Task statement
Extract all lines in the data that contain the word "reserved".

(Interface dataset entries)
*** Begin section ***
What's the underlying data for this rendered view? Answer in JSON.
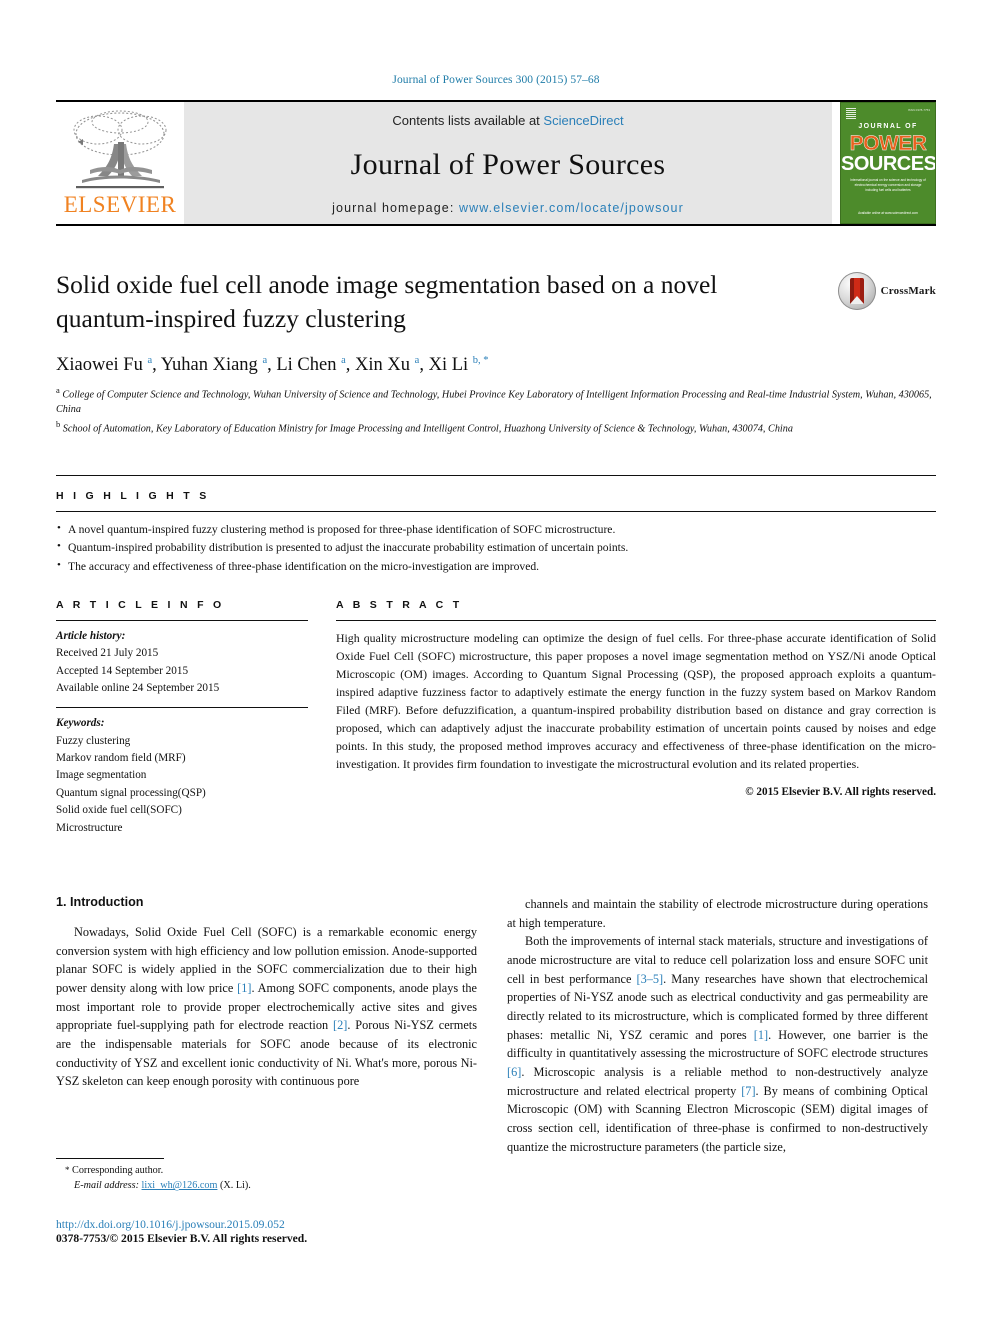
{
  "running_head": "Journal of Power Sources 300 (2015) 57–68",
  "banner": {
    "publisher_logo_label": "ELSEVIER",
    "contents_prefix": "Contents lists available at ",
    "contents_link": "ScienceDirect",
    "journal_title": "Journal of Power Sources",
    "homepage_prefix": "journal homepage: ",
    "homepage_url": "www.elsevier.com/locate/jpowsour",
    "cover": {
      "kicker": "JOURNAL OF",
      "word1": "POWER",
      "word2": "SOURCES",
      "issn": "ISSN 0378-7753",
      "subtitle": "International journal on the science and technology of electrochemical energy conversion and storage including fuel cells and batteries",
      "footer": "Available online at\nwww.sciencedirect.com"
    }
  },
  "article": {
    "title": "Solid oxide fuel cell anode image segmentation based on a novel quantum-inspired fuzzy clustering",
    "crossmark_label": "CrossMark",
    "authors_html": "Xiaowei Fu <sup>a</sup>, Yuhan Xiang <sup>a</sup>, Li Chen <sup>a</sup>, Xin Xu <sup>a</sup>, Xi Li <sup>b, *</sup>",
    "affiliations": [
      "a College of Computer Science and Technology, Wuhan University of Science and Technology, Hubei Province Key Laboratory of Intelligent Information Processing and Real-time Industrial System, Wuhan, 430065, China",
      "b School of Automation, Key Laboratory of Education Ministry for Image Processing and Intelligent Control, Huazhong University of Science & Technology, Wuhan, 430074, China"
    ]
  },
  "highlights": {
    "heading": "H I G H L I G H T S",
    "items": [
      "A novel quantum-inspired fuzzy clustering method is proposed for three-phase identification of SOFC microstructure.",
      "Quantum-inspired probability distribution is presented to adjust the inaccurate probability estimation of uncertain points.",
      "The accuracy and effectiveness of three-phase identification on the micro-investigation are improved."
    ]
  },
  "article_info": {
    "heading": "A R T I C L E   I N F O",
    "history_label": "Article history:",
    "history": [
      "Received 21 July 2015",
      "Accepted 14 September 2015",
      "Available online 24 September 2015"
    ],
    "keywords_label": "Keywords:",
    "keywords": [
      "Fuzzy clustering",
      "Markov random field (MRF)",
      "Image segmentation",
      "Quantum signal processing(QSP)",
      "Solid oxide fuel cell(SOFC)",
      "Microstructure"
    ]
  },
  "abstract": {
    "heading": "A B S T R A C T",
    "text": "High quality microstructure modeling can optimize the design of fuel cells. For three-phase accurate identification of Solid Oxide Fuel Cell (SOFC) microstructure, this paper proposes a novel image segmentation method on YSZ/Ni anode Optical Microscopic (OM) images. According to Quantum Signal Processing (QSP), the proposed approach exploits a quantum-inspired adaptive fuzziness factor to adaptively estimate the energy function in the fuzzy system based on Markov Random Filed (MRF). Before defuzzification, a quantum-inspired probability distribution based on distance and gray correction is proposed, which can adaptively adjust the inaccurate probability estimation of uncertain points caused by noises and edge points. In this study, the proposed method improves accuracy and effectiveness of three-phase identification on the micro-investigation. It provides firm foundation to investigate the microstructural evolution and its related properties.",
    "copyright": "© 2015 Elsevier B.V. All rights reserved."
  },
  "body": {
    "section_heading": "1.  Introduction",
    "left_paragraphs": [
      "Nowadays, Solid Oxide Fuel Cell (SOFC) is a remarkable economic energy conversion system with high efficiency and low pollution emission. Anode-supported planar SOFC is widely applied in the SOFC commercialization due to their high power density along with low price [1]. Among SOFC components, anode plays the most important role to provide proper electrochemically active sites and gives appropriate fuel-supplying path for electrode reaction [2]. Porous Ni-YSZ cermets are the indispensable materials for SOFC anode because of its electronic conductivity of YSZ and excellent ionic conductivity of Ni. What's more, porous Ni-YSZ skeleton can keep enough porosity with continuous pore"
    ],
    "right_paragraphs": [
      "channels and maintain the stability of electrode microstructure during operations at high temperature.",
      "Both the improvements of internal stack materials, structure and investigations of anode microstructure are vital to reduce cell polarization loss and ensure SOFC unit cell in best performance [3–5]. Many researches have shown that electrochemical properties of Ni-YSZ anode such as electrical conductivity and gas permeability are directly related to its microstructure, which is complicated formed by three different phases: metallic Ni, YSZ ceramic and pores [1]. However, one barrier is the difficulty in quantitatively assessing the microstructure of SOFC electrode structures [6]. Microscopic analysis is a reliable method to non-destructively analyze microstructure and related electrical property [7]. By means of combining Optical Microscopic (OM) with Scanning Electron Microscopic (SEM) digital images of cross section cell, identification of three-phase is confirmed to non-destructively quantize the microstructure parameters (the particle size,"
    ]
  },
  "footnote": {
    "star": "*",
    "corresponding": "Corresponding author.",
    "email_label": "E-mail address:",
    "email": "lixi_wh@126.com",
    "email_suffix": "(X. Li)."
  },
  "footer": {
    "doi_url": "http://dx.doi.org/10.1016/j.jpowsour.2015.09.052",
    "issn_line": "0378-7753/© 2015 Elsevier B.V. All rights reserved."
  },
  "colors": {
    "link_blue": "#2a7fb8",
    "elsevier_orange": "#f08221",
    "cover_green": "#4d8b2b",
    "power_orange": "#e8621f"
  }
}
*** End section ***
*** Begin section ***
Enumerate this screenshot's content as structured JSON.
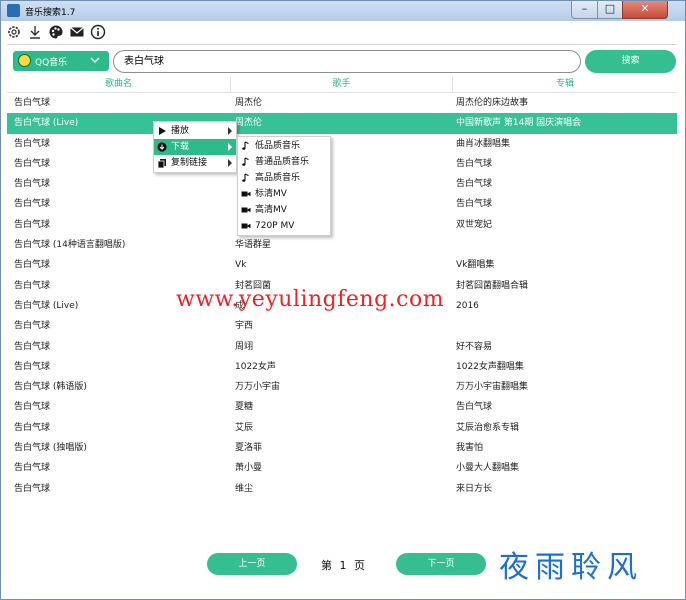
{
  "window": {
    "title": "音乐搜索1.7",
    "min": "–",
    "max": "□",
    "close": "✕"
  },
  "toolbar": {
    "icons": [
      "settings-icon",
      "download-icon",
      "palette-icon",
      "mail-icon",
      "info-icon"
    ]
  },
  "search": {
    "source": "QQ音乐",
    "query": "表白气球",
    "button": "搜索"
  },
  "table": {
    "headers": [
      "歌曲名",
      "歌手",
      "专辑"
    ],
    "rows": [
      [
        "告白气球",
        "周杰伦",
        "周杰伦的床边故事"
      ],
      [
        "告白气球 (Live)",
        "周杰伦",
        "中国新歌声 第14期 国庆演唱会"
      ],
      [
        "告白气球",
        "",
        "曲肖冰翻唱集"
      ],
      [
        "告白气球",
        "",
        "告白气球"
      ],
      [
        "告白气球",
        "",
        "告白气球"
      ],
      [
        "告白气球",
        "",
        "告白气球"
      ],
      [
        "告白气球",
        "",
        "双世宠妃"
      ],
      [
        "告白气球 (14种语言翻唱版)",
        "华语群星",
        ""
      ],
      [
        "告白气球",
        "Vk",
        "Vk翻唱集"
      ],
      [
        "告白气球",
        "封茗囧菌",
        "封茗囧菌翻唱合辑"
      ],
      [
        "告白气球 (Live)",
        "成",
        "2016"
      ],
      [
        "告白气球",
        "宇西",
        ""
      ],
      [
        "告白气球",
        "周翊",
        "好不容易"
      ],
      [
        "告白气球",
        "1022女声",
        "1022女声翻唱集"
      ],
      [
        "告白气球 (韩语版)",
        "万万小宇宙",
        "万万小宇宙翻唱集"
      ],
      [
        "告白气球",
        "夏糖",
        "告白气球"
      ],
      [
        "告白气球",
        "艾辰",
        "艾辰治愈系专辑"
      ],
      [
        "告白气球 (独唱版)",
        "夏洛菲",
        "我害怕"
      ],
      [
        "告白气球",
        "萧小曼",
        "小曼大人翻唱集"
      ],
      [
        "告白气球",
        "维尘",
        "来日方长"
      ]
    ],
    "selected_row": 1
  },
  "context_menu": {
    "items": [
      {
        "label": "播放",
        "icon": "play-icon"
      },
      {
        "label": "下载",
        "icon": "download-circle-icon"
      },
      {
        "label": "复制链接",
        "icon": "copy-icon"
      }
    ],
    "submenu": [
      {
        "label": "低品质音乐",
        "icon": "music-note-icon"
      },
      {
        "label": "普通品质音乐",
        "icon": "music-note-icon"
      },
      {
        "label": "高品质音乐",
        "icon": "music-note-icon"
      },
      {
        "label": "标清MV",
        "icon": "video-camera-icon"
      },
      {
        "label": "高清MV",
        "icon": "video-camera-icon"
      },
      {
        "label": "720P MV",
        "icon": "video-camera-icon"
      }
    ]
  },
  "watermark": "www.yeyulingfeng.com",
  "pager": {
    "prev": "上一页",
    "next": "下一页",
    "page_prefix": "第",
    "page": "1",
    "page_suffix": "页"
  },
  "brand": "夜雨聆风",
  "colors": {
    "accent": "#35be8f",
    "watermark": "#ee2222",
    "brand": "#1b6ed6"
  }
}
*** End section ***
Written solution
    "copyright": "© 2015 Elsevier B.V. All rights reserved."
    "issn_line": "0378-7753/© 2015 Elsevier B.V. All rights reserved."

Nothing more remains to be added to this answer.